__What the exercise asks__: From the listing below, work out how many lines contain "Your"; the answer is that number and nothing more.

++++++++++++++++++++

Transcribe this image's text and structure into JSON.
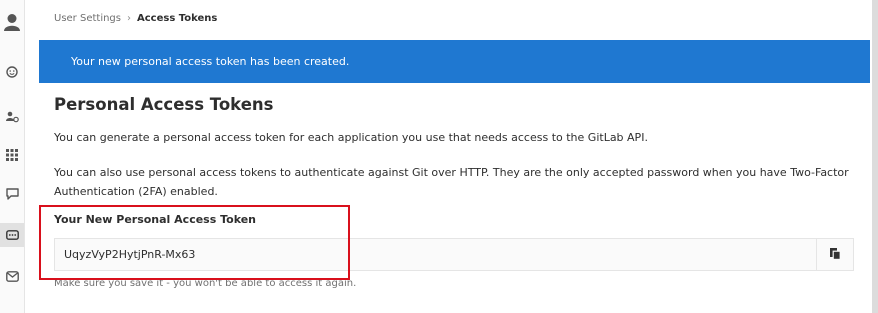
{
  "sidebar": {
    "items": [
      {
        "icon": "user-icon"
      },
      {
        "icon": "smile-icon"
      },
      {
        "icon": "user-gear-icon"
      },
      {
        "icon": "grid-apps-icon"
      },
      {
        "icon": "comment-icon"
      },
      {
        "icon": "access-token-icon",
        "active": true
      },
      {
        "icon": "mail-icon"
      }
    ]
  },
  "breadcrumb": {
    "parent": "User Settings",
    "separator": "›",
    "current": "Access Tokens"
  },
  "flash": {
    "message": "Your new personal access token has been created.",
    "color": "#1f78d1"
  },
  "main": {
    "title": "Personal Access Tokens",
    "description_1": "You can generate a personal access token for each application you use that needs access to the GitLab API.",
    "description_2": "You can also use personal access tokens to authenticate against Git over HTTP. They are the only accepted password when you have Two-Factor Authentication (2FA) enabled.",
    "new_token": {
      "label": "Your New Personal Access Token",
      "value": "UqyzVyP2HytjPnR-Mx63",
      "copy_icon": "copy-clipboard-icon",
      "hint": "Make sure you save it - you won't be able to access it again."
    }
  },
  "colors": {
    "highlight_box": "#d9101c",
    "brand_blue": "#1f78d1"
  }
}
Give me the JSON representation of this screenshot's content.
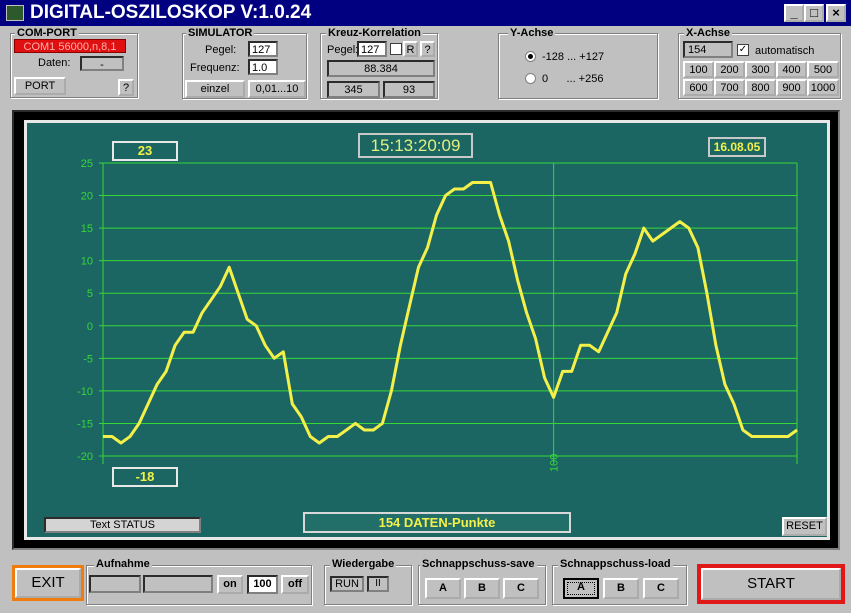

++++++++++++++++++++

__Reply__: 2